[Web page and app entries]
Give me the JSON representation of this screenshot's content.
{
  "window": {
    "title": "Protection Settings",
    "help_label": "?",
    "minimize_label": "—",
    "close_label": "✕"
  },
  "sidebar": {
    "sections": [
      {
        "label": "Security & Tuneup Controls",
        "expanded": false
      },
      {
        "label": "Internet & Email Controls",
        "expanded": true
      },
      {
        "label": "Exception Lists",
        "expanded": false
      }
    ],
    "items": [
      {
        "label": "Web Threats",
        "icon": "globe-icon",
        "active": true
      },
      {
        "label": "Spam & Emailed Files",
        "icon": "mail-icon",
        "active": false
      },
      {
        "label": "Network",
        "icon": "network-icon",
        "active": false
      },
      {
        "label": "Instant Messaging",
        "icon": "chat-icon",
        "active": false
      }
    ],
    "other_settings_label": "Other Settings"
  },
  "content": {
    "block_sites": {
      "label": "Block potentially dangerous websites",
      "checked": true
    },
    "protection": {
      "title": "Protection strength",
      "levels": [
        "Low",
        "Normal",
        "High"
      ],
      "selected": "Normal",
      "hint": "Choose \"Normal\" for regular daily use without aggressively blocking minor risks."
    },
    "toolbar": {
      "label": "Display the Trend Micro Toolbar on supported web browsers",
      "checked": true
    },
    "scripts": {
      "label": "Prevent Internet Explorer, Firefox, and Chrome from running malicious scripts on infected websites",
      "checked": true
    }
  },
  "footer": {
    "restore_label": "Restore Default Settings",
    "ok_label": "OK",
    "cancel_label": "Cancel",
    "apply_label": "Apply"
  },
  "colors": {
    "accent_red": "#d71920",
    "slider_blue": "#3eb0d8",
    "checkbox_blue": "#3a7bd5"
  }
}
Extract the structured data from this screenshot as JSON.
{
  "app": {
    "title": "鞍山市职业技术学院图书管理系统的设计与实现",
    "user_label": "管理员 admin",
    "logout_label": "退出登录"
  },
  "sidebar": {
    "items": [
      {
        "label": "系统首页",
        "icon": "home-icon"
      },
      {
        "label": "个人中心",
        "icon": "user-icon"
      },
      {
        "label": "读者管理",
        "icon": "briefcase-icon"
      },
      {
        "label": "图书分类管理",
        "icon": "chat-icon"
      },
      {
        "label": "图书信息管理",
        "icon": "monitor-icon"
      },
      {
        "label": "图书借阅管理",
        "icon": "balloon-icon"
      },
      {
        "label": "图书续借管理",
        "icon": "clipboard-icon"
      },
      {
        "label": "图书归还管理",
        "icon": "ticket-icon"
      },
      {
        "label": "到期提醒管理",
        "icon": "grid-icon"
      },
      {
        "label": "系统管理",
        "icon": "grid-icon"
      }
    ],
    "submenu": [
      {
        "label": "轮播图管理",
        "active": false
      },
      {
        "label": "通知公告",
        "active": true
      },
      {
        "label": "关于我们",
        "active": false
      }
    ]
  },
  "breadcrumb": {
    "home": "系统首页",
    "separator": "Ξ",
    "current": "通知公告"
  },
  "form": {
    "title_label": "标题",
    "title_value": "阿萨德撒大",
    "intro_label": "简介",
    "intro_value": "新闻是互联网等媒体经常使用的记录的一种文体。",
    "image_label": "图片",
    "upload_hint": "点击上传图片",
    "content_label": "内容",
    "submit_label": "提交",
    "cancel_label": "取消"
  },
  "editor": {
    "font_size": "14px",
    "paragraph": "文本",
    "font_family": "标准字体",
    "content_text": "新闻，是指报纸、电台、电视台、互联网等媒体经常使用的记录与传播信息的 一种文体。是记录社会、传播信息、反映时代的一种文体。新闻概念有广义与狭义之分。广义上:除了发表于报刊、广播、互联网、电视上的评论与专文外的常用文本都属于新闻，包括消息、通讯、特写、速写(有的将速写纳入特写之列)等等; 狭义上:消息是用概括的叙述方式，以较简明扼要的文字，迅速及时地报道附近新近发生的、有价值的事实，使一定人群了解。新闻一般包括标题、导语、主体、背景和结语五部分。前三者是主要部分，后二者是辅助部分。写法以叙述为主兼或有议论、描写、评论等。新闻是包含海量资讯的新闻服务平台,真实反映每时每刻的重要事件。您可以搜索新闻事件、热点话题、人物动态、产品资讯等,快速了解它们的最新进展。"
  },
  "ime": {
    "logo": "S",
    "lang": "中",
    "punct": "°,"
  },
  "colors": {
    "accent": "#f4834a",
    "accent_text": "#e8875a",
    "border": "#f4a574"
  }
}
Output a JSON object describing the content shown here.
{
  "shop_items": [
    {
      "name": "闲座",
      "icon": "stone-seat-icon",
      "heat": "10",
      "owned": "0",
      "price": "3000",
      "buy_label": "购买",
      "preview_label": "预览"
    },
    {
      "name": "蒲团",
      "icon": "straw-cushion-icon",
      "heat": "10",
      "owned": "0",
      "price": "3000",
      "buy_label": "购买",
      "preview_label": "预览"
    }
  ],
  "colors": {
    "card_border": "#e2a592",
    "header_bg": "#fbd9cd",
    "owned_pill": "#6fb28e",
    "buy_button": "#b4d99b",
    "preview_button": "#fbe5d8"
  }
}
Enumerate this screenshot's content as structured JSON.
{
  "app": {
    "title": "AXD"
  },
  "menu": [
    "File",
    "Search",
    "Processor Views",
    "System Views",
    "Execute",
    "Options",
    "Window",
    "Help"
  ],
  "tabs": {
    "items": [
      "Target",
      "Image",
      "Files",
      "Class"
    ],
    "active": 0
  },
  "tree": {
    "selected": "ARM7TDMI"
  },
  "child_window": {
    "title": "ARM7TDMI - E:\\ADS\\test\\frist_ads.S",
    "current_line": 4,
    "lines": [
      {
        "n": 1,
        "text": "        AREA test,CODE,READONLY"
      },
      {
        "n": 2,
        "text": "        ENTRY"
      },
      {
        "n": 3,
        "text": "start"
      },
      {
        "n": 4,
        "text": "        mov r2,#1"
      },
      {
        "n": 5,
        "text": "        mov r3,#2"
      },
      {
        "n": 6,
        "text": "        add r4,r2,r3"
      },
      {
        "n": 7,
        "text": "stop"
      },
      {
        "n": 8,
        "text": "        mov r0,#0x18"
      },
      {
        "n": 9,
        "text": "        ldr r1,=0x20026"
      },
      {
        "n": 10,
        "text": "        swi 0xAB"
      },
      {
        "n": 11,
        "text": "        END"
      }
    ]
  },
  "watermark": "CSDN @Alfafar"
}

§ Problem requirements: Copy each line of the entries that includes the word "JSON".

§ Result of this exercise:
Give me the JSON representation of this screenshot's content.
Extract the structured data from this screenshot as JSON.
Output a JSON object describing the content shown here.
Enumerate this screenshot's content as structured JSON.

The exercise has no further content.